Instinctually, you try to pull away. This off balances you at the exact moment you let go of your handhold on the branch. You swing wildly, attempting to regain a hold but the momma owl will have none of it.

She beats her massive wings in your face and you lose all sense of the world around you except for the gut twisting feel of falling and the wind and feathers buffeting your body.

A scream escapes just as you hit the ground. It’s cut short as the impact drives the breath from your chest and then your head cracks hard against the dirt. You get a sense of dizziness and then nothing.

***

The world still feels like it’s spinning. As you open your eyes, the faces of mom and dad slowly come into focus.

“There you are,” Dad says. He gives you a lopsided grin. “Think the tree got the better of you this time.”

Mom huffs. She’s about to launch into a tirade about climbing the owl tree in the first place but dad chuckles and helps you to your feet.

“Go wash up,” he says and gives you a push toward the house. He watches as you make your way inside, probably to make sure you can walk a straight line.

You clean up and make it into bed without any residual effects from your fall. Dad clears you for sleep and soon your sitting in bed in a dark, quiet house.

The animas clay is still in your pocket.

You close your eyes, trying to recall all the little details you gathered about the owlets. It’s easy to remember their large, curious eyes but the shape of their wings seems a little off in your mind.

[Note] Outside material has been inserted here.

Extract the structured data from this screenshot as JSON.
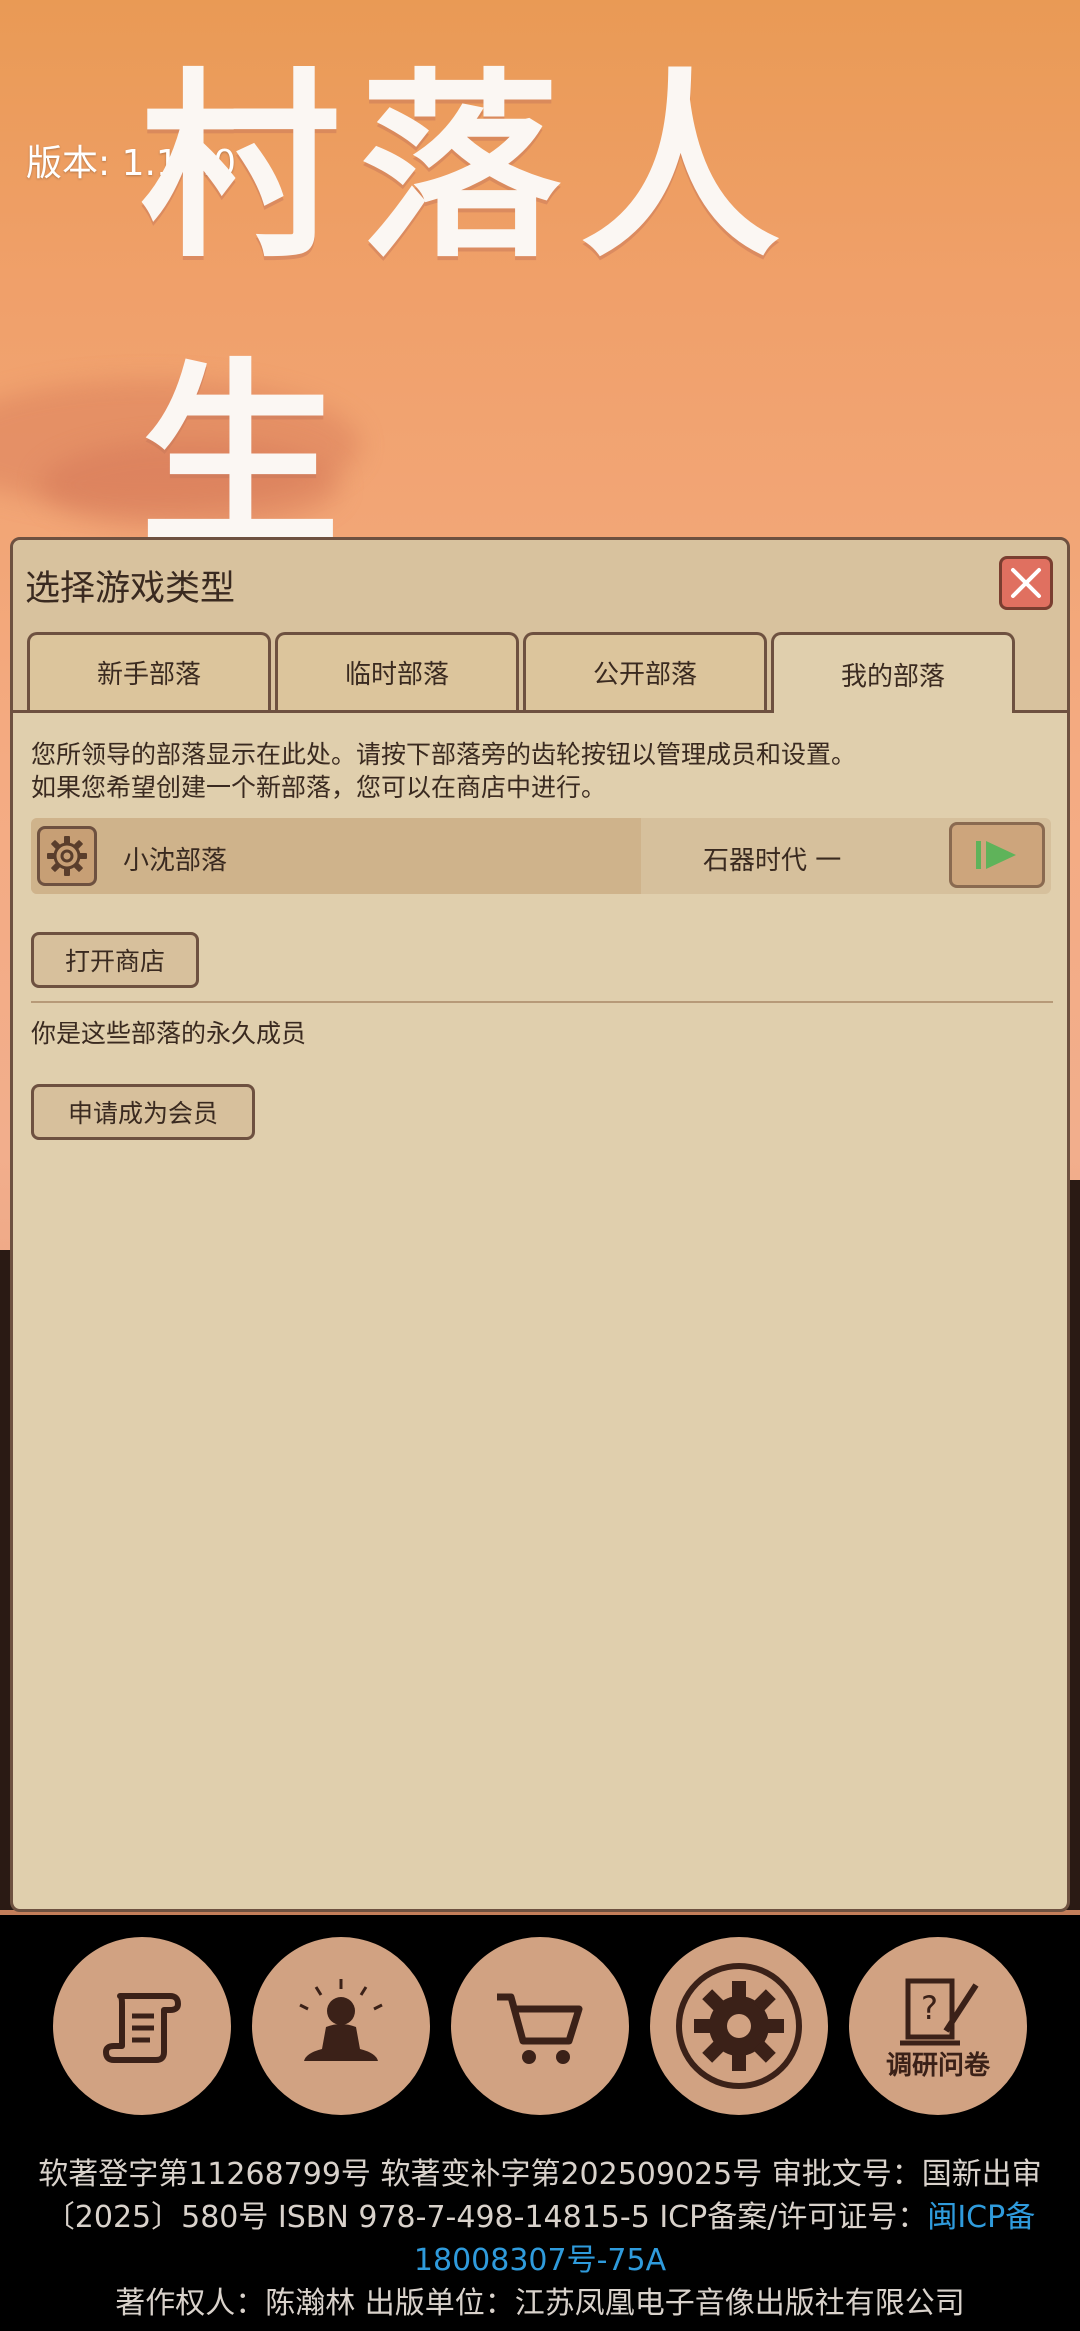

It’s better than when you tried to animate the clay in class but it’s definitely not a full, clear image. Perhaps your fall muddled your brain a bit.

Do you…

Aa. Attempt to see them again?

or

Ab. Try from memory?

In the comments, vote for which option you’d like to explore. We’ll see how it goes Thursday.

Until then, blessings,

Jennifer